▶ **Assignment**
Taking the line with "Decode this image" as the first and the last line of the entries as the final one, copy that span exactly.

▶ **Data excerpts**

————————

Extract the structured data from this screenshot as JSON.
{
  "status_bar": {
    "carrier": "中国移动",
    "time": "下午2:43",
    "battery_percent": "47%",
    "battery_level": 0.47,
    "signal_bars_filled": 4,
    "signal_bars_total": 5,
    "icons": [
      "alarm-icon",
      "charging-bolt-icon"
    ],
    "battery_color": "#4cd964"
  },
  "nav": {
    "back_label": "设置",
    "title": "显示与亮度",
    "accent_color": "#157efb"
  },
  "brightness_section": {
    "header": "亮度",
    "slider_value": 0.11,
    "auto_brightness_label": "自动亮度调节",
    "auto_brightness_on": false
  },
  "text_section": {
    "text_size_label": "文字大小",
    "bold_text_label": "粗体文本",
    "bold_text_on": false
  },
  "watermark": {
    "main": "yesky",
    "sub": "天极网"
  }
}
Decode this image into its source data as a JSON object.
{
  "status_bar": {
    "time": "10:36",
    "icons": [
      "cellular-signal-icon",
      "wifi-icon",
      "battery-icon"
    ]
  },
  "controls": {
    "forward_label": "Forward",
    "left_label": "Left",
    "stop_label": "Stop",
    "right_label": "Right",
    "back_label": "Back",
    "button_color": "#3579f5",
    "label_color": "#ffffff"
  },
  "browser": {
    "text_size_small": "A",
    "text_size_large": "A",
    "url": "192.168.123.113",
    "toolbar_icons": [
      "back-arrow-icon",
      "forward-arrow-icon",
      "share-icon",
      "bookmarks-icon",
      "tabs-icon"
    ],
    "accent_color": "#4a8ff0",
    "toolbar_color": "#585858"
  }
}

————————

▶ **Answer space**
Decode this image into its source data as a JSON object.
{
  "status_bar": {
    "time": "10:36",
    "icons": [
      "cellular-signal-icon",
      "wifi-icon",
      "battery-icon"
    ]
  },
  "controls": {
    "forward_label": "Forward",
    "left_label": "Left",
    "stop_label": "Stop",
    "right_label": "Right",
    "back_label": "Back",
    "button_color": "#3579f5",
    "label_color": "#ffffff"
  },
  "browser": {
    "text_size_small": "A",
    "text_size_large": "A",
    "url": "192.168.123.113",
    "toolbar_icons": [
      "back-arrow-icon",
      "forward-arrow-icon",
      "share-icon",
      "bookmarks-icon",
      "tabs-icon"
    ],
    "accent_color": "#4a8ff0",
    "toolbar_color": "#585858"
  }
}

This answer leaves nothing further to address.